══ SOURCE DATA ══
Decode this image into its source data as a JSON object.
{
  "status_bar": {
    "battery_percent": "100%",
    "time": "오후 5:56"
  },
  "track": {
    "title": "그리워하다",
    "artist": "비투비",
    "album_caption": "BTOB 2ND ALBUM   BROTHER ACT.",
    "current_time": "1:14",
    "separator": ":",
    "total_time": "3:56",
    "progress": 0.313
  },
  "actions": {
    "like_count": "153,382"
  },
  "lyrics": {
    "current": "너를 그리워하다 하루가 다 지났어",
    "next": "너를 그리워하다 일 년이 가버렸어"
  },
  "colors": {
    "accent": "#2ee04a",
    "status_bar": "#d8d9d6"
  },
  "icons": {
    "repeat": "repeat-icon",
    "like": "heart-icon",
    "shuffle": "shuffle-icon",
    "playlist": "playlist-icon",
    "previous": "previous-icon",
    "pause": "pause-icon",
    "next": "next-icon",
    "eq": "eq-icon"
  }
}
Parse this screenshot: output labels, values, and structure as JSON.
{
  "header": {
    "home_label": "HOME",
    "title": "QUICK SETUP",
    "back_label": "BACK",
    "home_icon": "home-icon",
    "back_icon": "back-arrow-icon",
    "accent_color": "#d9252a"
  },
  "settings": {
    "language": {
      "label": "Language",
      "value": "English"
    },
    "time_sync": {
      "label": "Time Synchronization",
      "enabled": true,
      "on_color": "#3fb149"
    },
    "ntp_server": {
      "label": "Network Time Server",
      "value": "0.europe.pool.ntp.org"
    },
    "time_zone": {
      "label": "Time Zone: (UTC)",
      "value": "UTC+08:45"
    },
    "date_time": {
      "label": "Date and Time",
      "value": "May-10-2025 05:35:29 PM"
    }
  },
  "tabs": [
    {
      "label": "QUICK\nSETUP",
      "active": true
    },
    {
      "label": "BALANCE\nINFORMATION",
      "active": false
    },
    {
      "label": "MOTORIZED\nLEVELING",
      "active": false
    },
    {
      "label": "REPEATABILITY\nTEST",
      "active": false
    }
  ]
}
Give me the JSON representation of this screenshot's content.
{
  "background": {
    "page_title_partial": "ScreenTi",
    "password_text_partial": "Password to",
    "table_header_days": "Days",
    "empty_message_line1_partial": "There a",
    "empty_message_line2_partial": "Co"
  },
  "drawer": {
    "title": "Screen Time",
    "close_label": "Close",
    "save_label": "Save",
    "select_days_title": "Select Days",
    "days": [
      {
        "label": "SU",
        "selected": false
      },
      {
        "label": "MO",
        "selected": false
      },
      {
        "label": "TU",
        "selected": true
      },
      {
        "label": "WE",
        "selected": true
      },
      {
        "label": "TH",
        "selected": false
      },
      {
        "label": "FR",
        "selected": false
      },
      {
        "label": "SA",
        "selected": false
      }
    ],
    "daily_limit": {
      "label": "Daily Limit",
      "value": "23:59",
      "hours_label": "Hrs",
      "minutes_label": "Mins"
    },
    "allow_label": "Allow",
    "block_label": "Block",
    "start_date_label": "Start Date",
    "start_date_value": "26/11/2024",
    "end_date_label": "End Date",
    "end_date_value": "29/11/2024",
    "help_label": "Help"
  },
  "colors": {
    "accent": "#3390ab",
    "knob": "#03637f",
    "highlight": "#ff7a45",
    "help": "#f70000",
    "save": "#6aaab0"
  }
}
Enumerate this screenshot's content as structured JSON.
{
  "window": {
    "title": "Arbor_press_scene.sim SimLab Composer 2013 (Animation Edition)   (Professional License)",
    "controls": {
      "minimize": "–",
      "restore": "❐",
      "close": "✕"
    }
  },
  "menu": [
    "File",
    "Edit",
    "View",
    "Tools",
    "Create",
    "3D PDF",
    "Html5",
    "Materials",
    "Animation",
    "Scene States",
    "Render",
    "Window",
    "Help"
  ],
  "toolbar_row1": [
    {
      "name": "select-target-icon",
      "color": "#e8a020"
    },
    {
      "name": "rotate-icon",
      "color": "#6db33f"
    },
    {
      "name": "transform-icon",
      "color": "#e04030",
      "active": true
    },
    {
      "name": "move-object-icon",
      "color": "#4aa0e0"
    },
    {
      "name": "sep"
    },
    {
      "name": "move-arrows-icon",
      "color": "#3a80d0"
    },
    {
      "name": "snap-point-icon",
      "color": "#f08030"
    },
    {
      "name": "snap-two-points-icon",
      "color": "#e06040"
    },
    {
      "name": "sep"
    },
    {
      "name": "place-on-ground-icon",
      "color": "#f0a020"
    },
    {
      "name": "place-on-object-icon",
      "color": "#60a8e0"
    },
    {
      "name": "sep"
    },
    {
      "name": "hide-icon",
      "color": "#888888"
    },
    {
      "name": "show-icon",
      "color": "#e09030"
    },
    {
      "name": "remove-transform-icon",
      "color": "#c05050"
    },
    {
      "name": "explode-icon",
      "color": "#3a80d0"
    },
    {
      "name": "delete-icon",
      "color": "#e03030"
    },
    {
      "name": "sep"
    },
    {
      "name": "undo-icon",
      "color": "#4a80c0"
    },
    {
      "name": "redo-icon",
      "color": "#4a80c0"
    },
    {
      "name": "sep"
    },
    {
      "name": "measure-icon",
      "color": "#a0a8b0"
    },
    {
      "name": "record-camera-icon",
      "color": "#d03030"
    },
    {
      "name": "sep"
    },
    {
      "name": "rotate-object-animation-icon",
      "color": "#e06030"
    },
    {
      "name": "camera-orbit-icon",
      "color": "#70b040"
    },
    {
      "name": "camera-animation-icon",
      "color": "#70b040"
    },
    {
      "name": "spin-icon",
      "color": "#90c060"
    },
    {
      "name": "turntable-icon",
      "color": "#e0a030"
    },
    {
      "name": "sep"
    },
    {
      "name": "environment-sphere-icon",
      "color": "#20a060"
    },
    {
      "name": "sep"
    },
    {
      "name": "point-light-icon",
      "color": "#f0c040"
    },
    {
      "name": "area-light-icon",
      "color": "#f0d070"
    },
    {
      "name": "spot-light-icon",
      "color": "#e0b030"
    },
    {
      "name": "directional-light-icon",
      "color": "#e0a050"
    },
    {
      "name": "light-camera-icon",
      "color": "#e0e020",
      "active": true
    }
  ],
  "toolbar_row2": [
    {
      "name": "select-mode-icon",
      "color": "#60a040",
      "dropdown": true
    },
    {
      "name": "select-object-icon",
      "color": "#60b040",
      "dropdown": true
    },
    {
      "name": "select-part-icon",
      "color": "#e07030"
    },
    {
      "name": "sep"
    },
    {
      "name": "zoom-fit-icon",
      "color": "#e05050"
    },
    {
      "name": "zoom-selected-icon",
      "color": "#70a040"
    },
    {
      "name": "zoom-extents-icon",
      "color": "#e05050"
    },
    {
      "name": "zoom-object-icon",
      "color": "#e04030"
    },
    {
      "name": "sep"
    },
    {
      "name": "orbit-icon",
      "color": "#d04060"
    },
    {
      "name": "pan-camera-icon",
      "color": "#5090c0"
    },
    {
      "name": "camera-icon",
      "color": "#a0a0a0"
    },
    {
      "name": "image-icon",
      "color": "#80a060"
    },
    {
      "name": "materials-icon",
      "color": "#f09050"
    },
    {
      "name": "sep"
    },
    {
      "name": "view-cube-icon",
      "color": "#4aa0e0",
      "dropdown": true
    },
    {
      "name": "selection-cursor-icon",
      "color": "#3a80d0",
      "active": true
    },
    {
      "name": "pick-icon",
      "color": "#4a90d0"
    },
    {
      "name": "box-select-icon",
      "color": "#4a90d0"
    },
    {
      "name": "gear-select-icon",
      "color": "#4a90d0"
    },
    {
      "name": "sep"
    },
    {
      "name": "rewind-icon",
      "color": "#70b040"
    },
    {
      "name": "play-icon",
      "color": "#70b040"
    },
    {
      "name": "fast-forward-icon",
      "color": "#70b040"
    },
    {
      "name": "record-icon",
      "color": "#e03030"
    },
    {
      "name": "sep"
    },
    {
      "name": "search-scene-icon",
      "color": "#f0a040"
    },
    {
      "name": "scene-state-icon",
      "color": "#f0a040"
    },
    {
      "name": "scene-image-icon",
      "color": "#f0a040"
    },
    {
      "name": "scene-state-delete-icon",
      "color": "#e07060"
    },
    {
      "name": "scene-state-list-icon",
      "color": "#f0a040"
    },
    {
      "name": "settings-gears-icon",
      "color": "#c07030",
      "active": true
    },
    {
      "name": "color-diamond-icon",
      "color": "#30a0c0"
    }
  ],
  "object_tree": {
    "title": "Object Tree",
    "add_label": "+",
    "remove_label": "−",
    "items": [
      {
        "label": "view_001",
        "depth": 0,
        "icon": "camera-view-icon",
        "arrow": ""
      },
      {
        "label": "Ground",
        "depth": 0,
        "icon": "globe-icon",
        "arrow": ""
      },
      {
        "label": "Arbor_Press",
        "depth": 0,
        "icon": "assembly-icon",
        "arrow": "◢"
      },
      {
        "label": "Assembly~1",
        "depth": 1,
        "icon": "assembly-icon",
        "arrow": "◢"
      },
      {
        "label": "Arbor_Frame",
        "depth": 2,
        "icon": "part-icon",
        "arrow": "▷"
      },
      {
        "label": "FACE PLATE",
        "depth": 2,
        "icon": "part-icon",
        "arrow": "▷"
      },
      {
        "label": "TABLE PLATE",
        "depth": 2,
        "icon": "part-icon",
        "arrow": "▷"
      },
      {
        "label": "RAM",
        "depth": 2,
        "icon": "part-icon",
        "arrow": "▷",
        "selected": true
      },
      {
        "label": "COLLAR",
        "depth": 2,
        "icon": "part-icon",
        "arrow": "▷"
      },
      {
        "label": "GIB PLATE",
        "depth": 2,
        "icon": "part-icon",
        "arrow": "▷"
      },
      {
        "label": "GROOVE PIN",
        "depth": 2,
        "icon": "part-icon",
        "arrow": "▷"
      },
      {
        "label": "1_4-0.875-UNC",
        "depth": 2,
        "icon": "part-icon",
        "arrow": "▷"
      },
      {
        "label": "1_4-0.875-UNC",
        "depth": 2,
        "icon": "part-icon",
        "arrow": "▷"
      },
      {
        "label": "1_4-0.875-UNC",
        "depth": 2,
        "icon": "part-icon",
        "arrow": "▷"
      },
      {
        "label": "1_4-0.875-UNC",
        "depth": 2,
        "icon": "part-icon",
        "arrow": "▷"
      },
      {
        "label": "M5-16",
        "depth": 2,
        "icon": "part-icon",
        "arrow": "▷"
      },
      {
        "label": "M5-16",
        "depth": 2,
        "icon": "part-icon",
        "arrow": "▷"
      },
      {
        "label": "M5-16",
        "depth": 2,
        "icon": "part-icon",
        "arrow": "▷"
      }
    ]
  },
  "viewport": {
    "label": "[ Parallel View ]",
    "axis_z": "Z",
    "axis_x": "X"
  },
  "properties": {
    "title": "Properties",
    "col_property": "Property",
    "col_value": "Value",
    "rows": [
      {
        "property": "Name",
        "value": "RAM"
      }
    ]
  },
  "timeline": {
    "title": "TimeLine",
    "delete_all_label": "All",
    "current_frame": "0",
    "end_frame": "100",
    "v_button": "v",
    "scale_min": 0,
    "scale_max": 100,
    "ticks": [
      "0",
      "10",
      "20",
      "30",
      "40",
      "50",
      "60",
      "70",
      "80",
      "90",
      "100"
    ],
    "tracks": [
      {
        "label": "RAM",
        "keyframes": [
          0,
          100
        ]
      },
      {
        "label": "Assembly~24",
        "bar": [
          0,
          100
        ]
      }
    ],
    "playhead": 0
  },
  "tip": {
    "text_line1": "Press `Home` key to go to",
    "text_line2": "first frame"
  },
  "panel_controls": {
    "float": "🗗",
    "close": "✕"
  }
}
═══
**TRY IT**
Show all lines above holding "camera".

**FINISHED TASK**
      "name": "record-camera-icon",
      "name": "camera-orbit-icon",
      "name": "camera-animation-icon",
      "name": "light-camera-icon",
      "name": "pan-camera-icon",
      "name": "camera-icon",
        "icon": "camera-view-icon",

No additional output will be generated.